So, what gets and keeps people engaged?

Create a Compelling Work Environment

It’s been said that culture eats strategy for breakfast, meaning no matter what your strategy, culture drives the outcomes. To create a compelling work environment, we must be intentional about culture and strategies and keep them in alignment. Great leaders know they need to instill some DNA in their organization very early on. But cultures aren’t carved in stone. They’re living, breathing, evolving and organic. Culture is affected by who you hire, the language you use, what and how you reward and much more.

First, be intentional about your culture and respect its importance. Then engage people in considering why it matters to them individually. If it doesn’t matter to them, no amount of perks and benefits will help. If it does matter, then the perks and benefits will become much less important.

Noble Studios is one of the best companies I’ve worked for. Why? In my mind, the key ingredients are:

  • Passion: For the business, the team members and the customers.
  • Talent: A stunningly talented, knowledgeable and capable team of individuals has been drawn to Noble Studios.
  • Diversity: Each team member brings his/her own brand and contribution to the culture, resulting in surprising, innovative and fun results every day.

Noble Studios founders and team members live and breathe a set of values people can connect to. Customers connect to them, and so do team members.

 

Define your Culture

Recently at an Inc. 500/5000 regional council event hosted by the CEO and COO of Noble Studios, I had the pleasure of meeting David “Doc” Vik. Doc has coached and helped implement culture for the likes of Google and Zappos.

Doc makes a compelling case for purpose-driven leadership.
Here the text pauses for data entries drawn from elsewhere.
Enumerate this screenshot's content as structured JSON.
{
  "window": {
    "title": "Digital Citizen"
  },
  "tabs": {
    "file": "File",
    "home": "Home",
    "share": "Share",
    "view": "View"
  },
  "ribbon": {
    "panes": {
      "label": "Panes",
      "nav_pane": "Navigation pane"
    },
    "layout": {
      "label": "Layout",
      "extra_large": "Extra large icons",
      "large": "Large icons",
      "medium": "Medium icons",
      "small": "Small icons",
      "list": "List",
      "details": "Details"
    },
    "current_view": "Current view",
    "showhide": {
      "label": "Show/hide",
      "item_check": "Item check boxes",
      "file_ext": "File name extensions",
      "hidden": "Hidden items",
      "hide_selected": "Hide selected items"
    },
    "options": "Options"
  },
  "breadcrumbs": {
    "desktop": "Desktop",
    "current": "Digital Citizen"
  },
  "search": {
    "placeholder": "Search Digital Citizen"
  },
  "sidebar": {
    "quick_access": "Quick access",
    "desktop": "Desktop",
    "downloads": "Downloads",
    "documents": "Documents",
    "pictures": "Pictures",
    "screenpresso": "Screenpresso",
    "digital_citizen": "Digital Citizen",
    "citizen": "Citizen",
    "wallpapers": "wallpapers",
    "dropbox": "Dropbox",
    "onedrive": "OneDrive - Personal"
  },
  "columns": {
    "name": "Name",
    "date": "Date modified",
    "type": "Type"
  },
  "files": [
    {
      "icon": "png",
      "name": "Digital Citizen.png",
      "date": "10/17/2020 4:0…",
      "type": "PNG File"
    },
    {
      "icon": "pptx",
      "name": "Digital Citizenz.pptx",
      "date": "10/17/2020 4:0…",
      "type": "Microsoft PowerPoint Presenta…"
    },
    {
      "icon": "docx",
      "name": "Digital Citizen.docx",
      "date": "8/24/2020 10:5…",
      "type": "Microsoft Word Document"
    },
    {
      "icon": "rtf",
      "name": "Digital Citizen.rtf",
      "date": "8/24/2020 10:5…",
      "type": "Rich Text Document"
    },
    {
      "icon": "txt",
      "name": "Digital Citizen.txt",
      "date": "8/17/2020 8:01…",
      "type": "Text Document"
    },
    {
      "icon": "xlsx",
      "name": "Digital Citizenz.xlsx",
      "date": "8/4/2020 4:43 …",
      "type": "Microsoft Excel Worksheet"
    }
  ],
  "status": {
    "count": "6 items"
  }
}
And what’s known about people is they like to do meaningful things and make a difference. As you’re examining your culture and asking, “what’s it like to work here,” you may find there’s room in your culture for more “human” activities like community involvement: giving back, involving employees in volunteerism, etc.

People are unique. I won’t say they’re like snowflakes (makes me too depressed after the third dry winter at Tahoe). But people are complex, messy organisms full of opinions and perspectives and values and stuff.

Sometimes people will surprise you when you apply the Platinum Rule, instead of the Golden Rule. While the Golden Rule states that you should “do unto others as you would have done unto you,” the Platinum Rule encourages people to “do unto others as they would do unto themselves.”

Have you ever felt frustrated that someone didn’t appreciate something offered to them? They should have been grateful, but they weren’t. Why? Very possibly because someone else used the Golden Rule, and not the Platinum Rule. Wouldn’t it be better, if the goal is to retain people, to figure out what people would value and give that to them instead?

Let’s be clear, though. Creating a great culture isn’t about making employees happy. Or being like Google. Google is awesome, but its culture is unique to its business model and values. The goal is engagement. Alignment. Passion for the organization’s purpose. A sense that the work being done is meaningful work that aligns to personal values. Any organization can have a compelling culture if it works on it. It may not be cool, or fun, or goofy, or have “beer thirty” like ad agencies often do. But that’s not the point.

I do what I do as a professional and volunteer because I believe people have an essential need to do meaningful, rewarding work and enjoy it intrinsically, and that working as a group is much more productive when everyone is committed to the same purpose. It also happens to be more sustainable. Human energy is a renewable resource, but the conditions we work in are directly related to the amount and type of energy we bring to our work and how quickly that energy renews.

Speaking of, Noble Studios is growing and we’re always on the lookout for intelligent, driven people to join our team of digital originals. If you have a high tolerance for Nerf gun wars and a knack for scrappy solutions, we want to meet you. See our current openings.